Carry over every entry exactly as written, though not the pictures it contains.
------
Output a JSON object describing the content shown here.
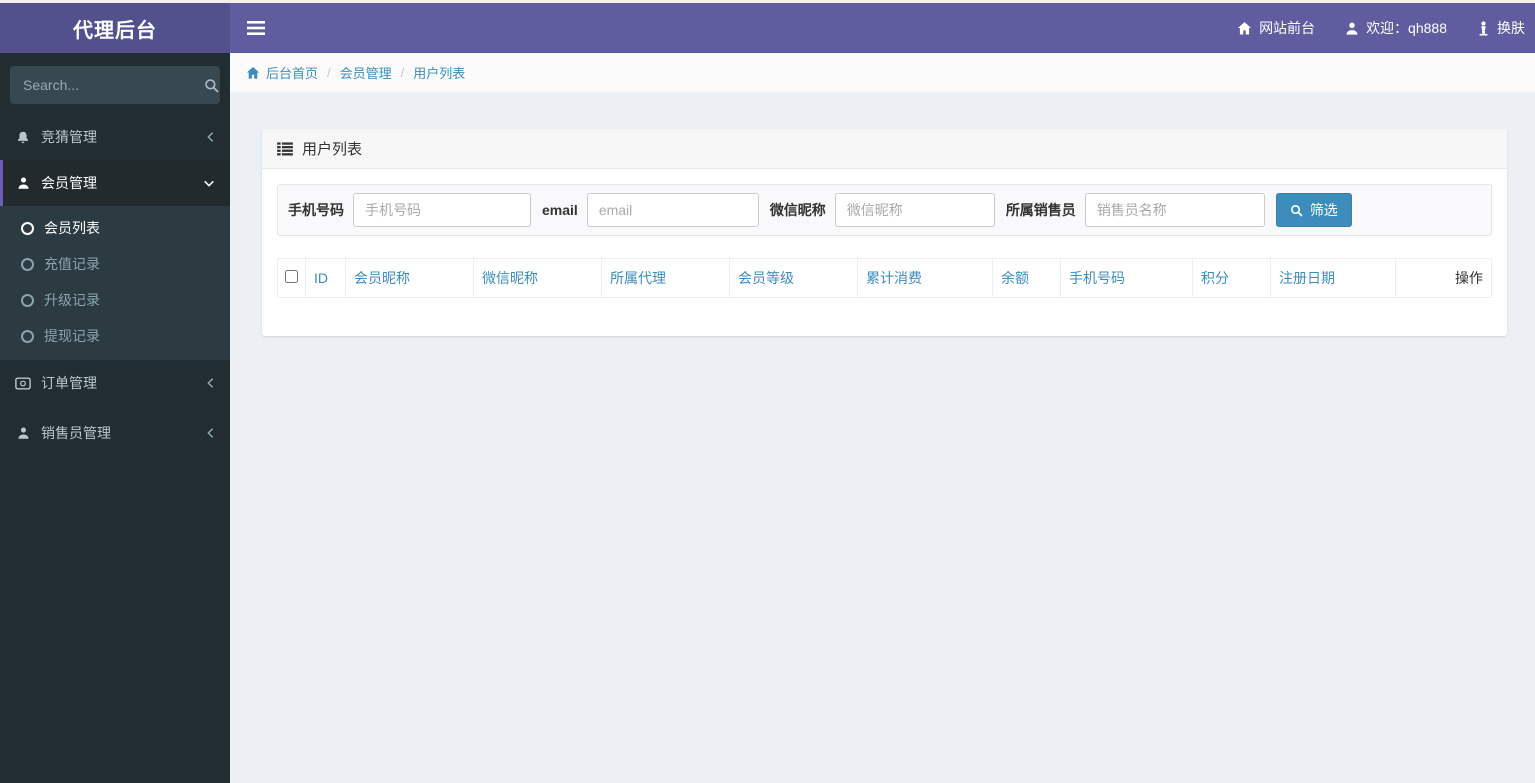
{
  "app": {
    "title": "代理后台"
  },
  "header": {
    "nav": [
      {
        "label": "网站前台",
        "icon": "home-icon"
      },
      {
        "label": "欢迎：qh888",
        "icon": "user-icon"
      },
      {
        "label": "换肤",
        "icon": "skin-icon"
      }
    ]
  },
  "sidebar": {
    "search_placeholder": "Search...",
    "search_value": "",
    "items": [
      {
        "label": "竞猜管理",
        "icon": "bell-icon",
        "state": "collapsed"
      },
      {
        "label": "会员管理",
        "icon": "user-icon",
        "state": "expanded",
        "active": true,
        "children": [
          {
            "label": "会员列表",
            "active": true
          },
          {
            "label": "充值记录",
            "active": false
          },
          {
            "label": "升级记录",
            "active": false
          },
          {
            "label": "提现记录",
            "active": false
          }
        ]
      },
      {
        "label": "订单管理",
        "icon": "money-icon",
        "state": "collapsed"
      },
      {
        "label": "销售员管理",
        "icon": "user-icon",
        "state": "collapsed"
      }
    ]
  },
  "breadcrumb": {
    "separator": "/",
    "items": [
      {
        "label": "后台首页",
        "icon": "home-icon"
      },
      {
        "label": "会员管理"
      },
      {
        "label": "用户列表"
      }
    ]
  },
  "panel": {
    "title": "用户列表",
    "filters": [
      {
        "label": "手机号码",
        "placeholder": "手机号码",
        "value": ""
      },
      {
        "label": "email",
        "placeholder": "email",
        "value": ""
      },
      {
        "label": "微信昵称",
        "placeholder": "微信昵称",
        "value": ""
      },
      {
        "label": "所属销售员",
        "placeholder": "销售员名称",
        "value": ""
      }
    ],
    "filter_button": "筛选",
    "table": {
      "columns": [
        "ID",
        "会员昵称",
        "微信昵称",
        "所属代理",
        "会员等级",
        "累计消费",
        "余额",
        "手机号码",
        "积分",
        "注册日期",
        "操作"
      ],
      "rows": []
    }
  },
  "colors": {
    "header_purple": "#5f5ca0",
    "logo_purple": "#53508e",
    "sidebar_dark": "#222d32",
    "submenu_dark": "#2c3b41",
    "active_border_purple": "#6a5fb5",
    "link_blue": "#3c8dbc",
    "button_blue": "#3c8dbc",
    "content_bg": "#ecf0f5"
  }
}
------
**SOLUTION:**
Output a JSON object describing the content shown here.
{
  "app": {
    "title": "代理后台"
  },
  "header": {
    "nav": [
      {
        "label": "网站前台",
        "icon": "home-icon"
      },
      {
        "label": "欢迎：qh888",
        "icon": "user-icon"
      },
      {
        "label": "换肤",
        "icon": "skin-icon"
      }
    ]
  },
  "sidebar": {
    "search_placeholder": "Search...",
    "search_value": "",
    "items": [
      {
        "label": "竞猜管理",
        "icon": "bell-icon",
        "state": "collapsed"
      },
      {
        "label": "会员管理",
        "icon": "user-icon",
        "state": "expanded",
        "active": true,
        "children": [
          {
            "label": "会员列表",
            "active": true
          },
          {
            "label": "充值记录",
            "active": false
          },
          {
            "label": "升级记录",
            "active": false
          },
          {
            "label": "提现记录",
            "active": false
          }
        ]
      },
      {
        "label": "订单管理",
        "icon": "money-icon",
        "state": "collapsed"
      },
      {
        "label": "销售员管理",
        "icon": "user-icon",
        "state": "collapsed"
      }
    ]
  },
  "breadcrumb": {
    "separator": "/",
    "items": [
      {
        "label": "后台首页",
        "icon": "home-icon"
      },
      {
        "label": "会员管理"
      },
      {
        "label": "用户列表"
      }
    ]
  },
  "panel": {
    "title": "用户列表",
    "filters": [
      {
        "label": "手机号码",
        "placeholder": "手机号码",
        "value": ""
      },
      {
        "label": "email",
        "placeholder": "email",
        "value": ""
      },
      {
        "label": "微信昵称",
        "placeholder": "微信昵称",
        "value": ""
      },
      {
        "label": "所属销售员",
        "placeholder": "销售员名称",
        "value": ""
      }
    ],
    "filter_button": "筛选",
    "table": {
      "columns": [
        "ID",
        "会员昵称",
        "微信昵称",
        "所属代理",
        "会员等级",
        "累计消费",
        "余额",
        "手机号码",
        "积分",
        "注册日期",
        "操作"
      ],
      "rows": []
    }
  },
  "colors": {
    "header_purple": "#5f5ca0",
    "logo_purple": "#53508e",
    "sidebar_dark": "#222d32",
    "submenu_dark": "#2c3b41",
    "active_border_purple": "#6a5fb5",
    "link_blue": "#3c8dbc",
    "button_blue": "#3c8dbc",
    "content_bg": "#ecf0f5"
  }
}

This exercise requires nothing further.